Thursday, June 13, 2013

Permanent Home Pre-Schooler?

We're into June and Adrian is nearly three and a half years old. Most of his peers have started Cycle 1. By 'peers', I mean the toddlers that he went to the once a week,mother and child,  Montessori environment with. Cycle one is the first cycle at Aaron's school and its classes are for the 3-6 year olds. 

We chose not to start this year and have been targeting the beginning of next year. Thank goodness for that decision! As he grows older, I am often asked why he isn't in the school yet and very often, I find the other parent doesn't quite understand why I would hold my child back this way. They think I can't let go of him. (Some shake their heads and wag their fingers at me.)Whereas, I think I can give him a much richer and definitely more loving environment for the stage that he is at now, than the classroom can. Adrian is thriving at home. He doesn't miss out socially because he plays with the same kids that he would have been in class with, every day when we go pick Aaron up. And, we do get around to many similar activities as his class would have offered. 

He is cheeky but so funny to be around once I'm giving him 100% of my attention. Its always a worry if I am trying to get other things done and often, frustrating because he's making a mess at one end of the house while I'm cleaning up the other. He is playful but is also very willing to learn new things - he sees it as play.  


Lately, I've been wondering if I should start him when he turns 4. Why not when he is 4.5 years old? Thats when Aaron started and I thought that instead of a sudden burst in knowledge from being in an 'educational' environment, there might have even been a little bit of a slowdown in knowledge 'uptake' from the distraction of it all.

Why not skip the whole pre-school and kindergarten phase and just start in primary school? After all, we're not talking about a neglected child here. But no, I won't go as far as that. And its not because I think he needs to learn to socialize either. Its more for learning how to be self regulated and also carry out some independent work in an environment away from me.

So, I'd better take full advantage of the next 6-12 months because after that, he'll be off on the long (and increasingly questionable) road of 'formal education'.

p.s. I recently watched this very interesting talk by Sugata Mitra, an education researcher, about child driven education. http://www.ted.com/talks/sugata_mitra_build_a_school_in_the_cloud.html

4 comments:

Mike said...

Good TED talk. I think though the era of knowing can be divided into two parts. The era of controlled knowing and the era of everyone knowing. The last is very recent.

John Hill said...

Follow your instincts. As mother, you have more at stake when it comes to the success of your own children than a host of well-meaning, bureaucratic educators.

Amanda said...

Mike - You make a good point too.

John - Thats what I try to tell myself, but I can't help questioning myself as well...

NomadicExpat said...

I finally got to listen to the Sugata Mitra talk and am very alarmed by what he had to say and I also questioned the validity of his research.

The first thing that came to mind was that in a remote village in India, where's the electricity coming from to power those computers.

Also, what kind of learning is he referring to? Having kids in some remote village repeat what the gingerbread man had to say delivered by some granny in UK is low level learning.
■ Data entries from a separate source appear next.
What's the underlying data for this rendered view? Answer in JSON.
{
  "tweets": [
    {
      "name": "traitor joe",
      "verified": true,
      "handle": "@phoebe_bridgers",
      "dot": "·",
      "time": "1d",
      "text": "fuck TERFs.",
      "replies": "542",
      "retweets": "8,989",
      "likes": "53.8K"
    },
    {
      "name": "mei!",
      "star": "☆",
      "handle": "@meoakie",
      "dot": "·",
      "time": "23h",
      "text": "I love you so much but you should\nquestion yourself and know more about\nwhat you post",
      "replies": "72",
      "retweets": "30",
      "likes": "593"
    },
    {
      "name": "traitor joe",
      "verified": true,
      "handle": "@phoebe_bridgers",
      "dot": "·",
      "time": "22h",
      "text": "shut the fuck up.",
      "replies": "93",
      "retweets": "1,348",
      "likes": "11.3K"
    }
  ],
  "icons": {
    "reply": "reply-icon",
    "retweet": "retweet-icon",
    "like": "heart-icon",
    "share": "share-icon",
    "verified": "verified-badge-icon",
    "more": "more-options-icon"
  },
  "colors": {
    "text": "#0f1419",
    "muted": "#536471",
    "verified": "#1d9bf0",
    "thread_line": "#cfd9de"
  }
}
It's basically memory work.

The kind of learning that we strive for is when students can start producing new knowledge and in order for them to do so, they require what Benjamin Bloom, an educational psychologist refers to as higher order thinking skills. The kind of education that Mitra seemed to go on and on about doesnt promote that kind of thinking.

And when he talked about having someone to guide the kids to help them move from 30 to 50 points score, that's not a new approach in teaching, otherwise known as social constructivist theories in teaching and learning where learning occurs in a social environment, at times aided by a more knowledgeable other -- Vygotsky theories.

I thought I was being too cynical about what he had to say (which I think is quite a bit of BS really) and found this: http://donaldclarkplanb.blogspot.co.uk/2013/03/sugata-mitra-slum-chic-7-reasons-for.html

Lastly, at the end of the day, we have to ask ourselves what is education and what it means to be an educated person. I'm not sure if Mitra even got close to answering that question at all.